Don’t be too hard with your kids making them start with NES Batman, give them some time to improve their skills! :kissing:

@lordmonkus It’s already part of the nightly build.


Ahh nice, I generally don’t bother with the nightly builds.


That’s really great to hear, and we appreciate the work you’ve put in, as well!

My daughter just turned three and is becoming more interested in video games, though she still doesn’t really get the concept of a win-condition yet… One of her little friends has been playing Super Mario Run, which that girl’s mother suggested as a way to introduce and instill the whole “run to the right” convention.


I didn’t say thank you on this way. It was on the frontpage.

Since I started to use it back 2015 I left the others standalone versions away.

Recently this year I have been using Retroarch in KMS/DRM mode by using an old laptop computer. I made a setup with Archlinux, it login automatically, it has an ssh server to allow me remote control. Hence, i can put games in it, start retroarch or simple shutdown :slight_smile:

So guys, I whatever people who are involved on this developer I want to say, THANKS YOU.


Thank you! I love this program!


Thanks to everyone that made this emulation revolution a reality.
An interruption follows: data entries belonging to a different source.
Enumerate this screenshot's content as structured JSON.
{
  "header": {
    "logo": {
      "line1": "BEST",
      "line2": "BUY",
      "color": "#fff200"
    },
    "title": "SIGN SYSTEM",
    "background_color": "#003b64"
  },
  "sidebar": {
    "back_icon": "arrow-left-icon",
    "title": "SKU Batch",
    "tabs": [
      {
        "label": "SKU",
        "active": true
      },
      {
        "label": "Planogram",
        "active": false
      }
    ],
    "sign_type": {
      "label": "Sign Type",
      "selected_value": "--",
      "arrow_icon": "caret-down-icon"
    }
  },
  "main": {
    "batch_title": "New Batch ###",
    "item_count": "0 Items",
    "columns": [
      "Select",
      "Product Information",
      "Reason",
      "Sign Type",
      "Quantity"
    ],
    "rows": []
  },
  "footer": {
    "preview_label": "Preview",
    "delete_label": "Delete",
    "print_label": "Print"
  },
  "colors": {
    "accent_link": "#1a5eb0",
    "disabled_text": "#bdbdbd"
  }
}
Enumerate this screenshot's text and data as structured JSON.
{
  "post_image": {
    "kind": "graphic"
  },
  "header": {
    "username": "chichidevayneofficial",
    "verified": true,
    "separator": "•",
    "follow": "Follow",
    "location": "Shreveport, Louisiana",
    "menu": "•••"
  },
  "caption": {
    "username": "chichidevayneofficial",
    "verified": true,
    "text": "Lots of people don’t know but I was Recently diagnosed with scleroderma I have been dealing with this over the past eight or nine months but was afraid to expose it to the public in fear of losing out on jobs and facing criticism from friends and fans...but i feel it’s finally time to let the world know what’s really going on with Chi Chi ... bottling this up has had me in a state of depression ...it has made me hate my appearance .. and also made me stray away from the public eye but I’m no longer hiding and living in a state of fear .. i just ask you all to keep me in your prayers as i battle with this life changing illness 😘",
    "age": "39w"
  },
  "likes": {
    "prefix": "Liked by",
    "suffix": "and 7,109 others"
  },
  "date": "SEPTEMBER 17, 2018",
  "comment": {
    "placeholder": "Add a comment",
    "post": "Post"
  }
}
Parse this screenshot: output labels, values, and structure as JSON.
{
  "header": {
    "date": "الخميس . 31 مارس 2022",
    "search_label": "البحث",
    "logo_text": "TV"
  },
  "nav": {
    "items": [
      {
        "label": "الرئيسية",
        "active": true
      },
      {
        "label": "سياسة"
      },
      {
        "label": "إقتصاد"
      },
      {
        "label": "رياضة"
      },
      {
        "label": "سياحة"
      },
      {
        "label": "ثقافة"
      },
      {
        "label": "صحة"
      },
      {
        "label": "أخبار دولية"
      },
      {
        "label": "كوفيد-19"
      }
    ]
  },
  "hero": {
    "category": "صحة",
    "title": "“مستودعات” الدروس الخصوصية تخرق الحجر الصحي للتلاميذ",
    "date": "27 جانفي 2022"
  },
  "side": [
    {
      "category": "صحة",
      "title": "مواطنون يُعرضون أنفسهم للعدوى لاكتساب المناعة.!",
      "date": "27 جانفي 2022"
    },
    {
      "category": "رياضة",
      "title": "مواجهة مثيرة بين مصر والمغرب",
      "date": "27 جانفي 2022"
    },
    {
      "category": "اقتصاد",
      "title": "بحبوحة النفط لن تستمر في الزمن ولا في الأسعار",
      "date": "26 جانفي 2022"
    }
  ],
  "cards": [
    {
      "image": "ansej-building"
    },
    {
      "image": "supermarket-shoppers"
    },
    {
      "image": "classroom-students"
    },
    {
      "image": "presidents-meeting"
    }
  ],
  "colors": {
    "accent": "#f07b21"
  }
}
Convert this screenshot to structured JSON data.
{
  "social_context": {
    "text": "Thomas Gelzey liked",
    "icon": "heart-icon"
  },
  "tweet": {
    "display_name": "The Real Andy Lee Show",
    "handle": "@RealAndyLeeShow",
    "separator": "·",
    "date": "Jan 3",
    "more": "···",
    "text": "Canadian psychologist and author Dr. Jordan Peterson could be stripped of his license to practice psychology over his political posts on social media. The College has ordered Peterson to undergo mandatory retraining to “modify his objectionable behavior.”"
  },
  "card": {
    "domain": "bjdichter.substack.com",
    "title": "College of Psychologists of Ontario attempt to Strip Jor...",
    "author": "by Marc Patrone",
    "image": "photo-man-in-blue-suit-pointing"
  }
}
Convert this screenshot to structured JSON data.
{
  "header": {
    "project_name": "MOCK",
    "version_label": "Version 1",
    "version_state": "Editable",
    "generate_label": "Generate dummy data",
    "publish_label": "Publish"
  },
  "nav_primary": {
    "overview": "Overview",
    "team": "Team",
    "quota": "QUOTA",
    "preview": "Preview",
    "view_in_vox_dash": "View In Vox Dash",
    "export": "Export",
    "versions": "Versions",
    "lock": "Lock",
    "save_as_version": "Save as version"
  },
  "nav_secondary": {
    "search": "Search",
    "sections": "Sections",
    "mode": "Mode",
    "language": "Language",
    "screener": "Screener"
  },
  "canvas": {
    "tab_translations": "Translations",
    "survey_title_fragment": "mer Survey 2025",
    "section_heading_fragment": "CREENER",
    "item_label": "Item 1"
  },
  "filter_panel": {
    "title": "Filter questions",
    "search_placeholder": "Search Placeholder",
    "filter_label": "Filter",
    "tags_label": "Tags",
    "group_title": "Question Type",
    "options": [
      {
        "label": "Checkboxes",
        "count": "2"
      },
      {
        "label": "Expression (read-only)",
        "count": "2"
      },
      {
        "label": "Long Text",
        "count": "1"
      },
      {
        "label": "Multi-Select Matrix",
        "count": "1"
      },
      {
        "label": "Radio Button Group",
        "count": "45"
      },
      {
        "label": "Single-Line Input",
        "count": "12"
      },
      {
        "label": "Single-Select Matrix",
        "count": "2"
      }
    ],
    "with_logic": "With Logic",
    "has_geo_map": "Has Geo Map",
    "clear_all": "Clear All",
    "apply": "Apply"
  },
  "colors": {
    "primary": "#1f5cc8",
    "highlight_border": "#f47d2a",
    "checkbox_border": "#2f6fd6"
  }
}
What if there was a way to offload the OS specific programming of a GUI, Drivers, and feature integration into a standardized platform that created a level of obfuscation that allowed emulation developers to focus on making the best possible core without re-inventing the wheel? RetroArch Anyone?

I think it’s going to be awhile before individual emulators disappear but perhaps a strong following of developers, dedication and focus, is what will propel the descendants of the RA emulation sandbox to truly be able to do it all.


thank the team for the new audio-emulation (+low pass filter) for Genesis Core. great work!!!


Thank you for this outstanding software! I’ve lost A LOT of sleep in the last week. Haha.

I am having a problem with the new version 1.6.9 though. I tried to post a new topic, but I guess since I just joined today I don’t have that option yet. Since updating from 1.6.7 my config files are screwed up, the default and core options. Instead of having a line by line file of all of the options everything is now in one giant paragraph. How do I fix this without starting over?


What program are you using to look at them? That happens sometimes when I look at them in Notepad, but Notepad++ always handles them better.


Yes, it was Notepad. I downloaded Notepad++ and it works fine now. Thanks.